**** Provided data

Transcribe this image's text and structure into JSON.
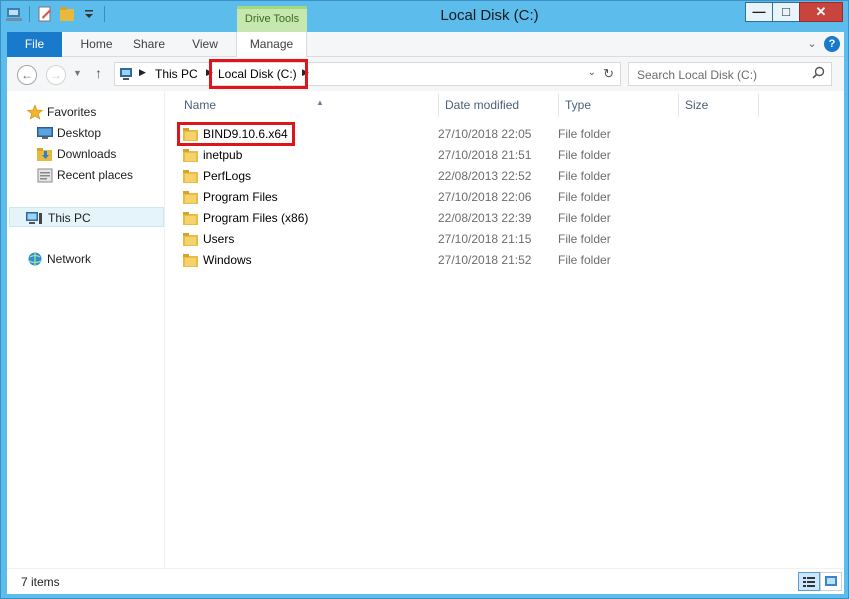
{
  "window": {
    "title": "Local Disk (C:)"
  },
  "ribbon": {
    "context_group": "Drive Tools",
    "tabs": [
      "File",
      "Home",
      "Share",
      "View",
      "Manage"
    ]
  },
  "address": {
    "crumbs": [
      "This PC",
      "Local Disk (C:)"
    ],
    "search_placeholder": "Search Local Disk (C:)"
  },
  "navpane": {
    "favorites": "Favorites",
    "items": [
      "Desktop",
      "Downloads",
      "Recent places"
    ],
    "this_pc": "This PC",
    "network": "Network"
  },
  "columns": [
    "Name",
    "Date modified",
    "Type",
    "Size"
  ],
  "files": [
    {
      "name": "BIND9.10.6.x64",
      "date": "27/10/2018 22:05",
      "type": "File folder"
    },
    {
      "name": "inetpub",
      "date": "27/10/2018 21:51",
      "type": "File folder"
    },
    {
      "name": "PerfLogs",
      "date": "22/08/2013 22:52",
      "type": "File folder"
    },
    {
      "name": "Program Files",
      "date": "27/10/2018 22:06",
      "type": "File folder"
    },
    {
      "name": "Program Files (x86)",
      "date": "22/08/2013 22:39",
      "type": "File folder"
    },
    {
      "name": "Users",
      "date": "27/10/2018 21:15",
      "type": "File folder"
    },
    {
      "name": "Windows",
      "date": "27/10/2018 21:52",
      "type": "File folder"
    }
  ],
  "status": {
    "item_count": "7 items"
  },
  "colors": {
    "frame": "#5cbcec",
    "file_tab": "#1979ca",
    "highlight": "#e0141b",
    "context_tab": "#c6e8b0"
  },
  "icons": {
    "folder": "folder-icon",
    "favorites": "star-icon",
    "desktop": "desktop-icon",
    "downloads": "downloads-icon",
    "recent": "recent-places-icon",
    "this_pc": "computer-icon",
    "network": "network-icon"
  }
}
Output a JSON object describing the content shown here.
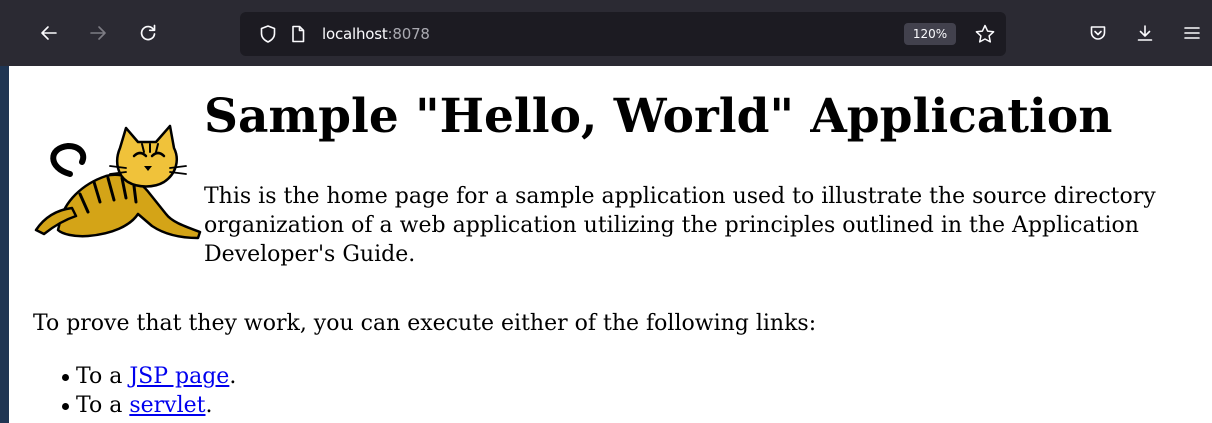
{
  "browser": {
    "url_host": "localhost",
    "url_port": ":8078",
    "zoom_label": "120%"
  },
  "toolbar_icons": [
    "back-arrow-icon",
    "forward-arrow-icon",
    "reload-icon",
    "shield-icon",
    "page-icon",
    "star-icon",
    "pocket-icon",
    "download-icon",
    "menu-icon"
  ],
  "page": {
    "heading": "Sample \"Hello, World\" Application",
    "intro": "This is the home page for a sample application used to illustrate the source directory organization of a web application utilizing the principles outlined in the Application Developer's Guide.",
    "prove_text": "To prove that they work, you can execute either of the following links:",
    "links": [
      {
        "prefix": "To a ",
        "label": "JSP page",
        "suffix": "."
      },
      {
        "prefix": "To a ",
        "label": "servlet",
        "suffix": "."
      }
    ]
  },
  "colors": {
    "toolbar_bg": "#2b2a33",
    "urlbar_bg": "#1c1b22",
    "link": "#0000ee",
    "page_border": "#1f3553"
  }
}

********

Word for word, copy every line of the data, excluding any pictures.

Transcribe this image's text and structure into JSON.
{
  "window": {
    "title": "Local Disk (C:)"
  },
  "ribbon": {
    "context_group": "Drive Tools",
    "tabs": [
      "File",
      "Home",
      "Share",
      "View",
      "Manage"
    ]
  },
  "address": {
    "crumbs": [
      "This PC",
      "Local Disk (C:)"
    ],
    "search_placeholder": "Search Local Disk (C:)"
  },
  "navpane": {
    "favorites": "Favorites",
    "items": [
      "Desktop",
      "Downloads",
      "Recent places"
    ],
    "this_pc": "This PC",
    "network": "Network"
  },
  "columns": [
    "Name",
    "Date modified",
    "Type",
    "Size"
  ],
  "files": [
    {
      "name": "BIND9.10.6.x64",
      "date": "27/10/2018 22:05",
      "type": "File folder"
    },
    {
      "name": "inetpub",
      "date": "27/10/2018 21:51",
      "type": "File folder"
    },
    {
      "name": "PerfLogs",
      "date": "22/08/2013 22:52",
      "type": "File folder"
    },
    {
      "name": "Program Files",
      "date": "27/10/2018 22:06",
      "type": "File folder"
    },
    {
      "name": "Program Files (x86)",
      "date": "22/08/2013 22:39",
      "type": "File folder"
    },
    {
      "name": "Users",
      "date": "27/10/2018 21:15",
      "type": "File folder"
    },
    {
      "name": "Windows",
      "date": "27/10/2018 21:52",
      "type": "File folder"
    }
  ],
  "status": {
    "item_count": "7 items"
  },
  "colors": {
    "frame": "#5cbcec",
    "file_tab": "#1979ca",
    "highlight": "#e0141b",
    "context_tab": "#c6e8b0"
  },
  "icons": {
    "folder": "folder-icon",
    "favorites": "star-icon",
    "desktop": "desktop-icon",
    "downloads": "downloads-icon",
    "recent": "recent-places-icon",
    "this_pc": "computer-icon",
    "network": "network-icon"
  }
}
Output a JSON object describing the content shown here.
{
  "browser": {
    "url_host": "localhost",
    "url_port": ":8078",
    "zoom_label": "120%"
  },
  "toolbar_icons": [
    "back-arrow-icon",
    "forward-arrow-icon",
    "reload-icon",
    "shield-icon",
    "page-icon",
    "star-icon",
    "pocket-icon",
    "download-icon",
    "menu-icon"
  ],
  "page": {
    "heading": "Sample \"Hello, World\" Application",
    "intro": "This is the home page for a sample application used to illustrate the source directory organization of a web application utilizing the principles outlined in the Application Developer's Guide.",
    "prove_text": "To prove that they work, you can execute either of the following links:",
    "links": [
      {
        "prefix": "To a ",
        "label": "JSP page",
        "suffix": "."
      },
      {
        "prefix": "To a ",
        "label": "servlet",
        "suffix": "."
      }
    ]
  },
  "colors": {
    "toolbar_bg": "#2b2a33",
    "urlbar_bg": "#1c1b22",
    "link": "#0000ee",
    "page_border": "#1f3553"
  }
}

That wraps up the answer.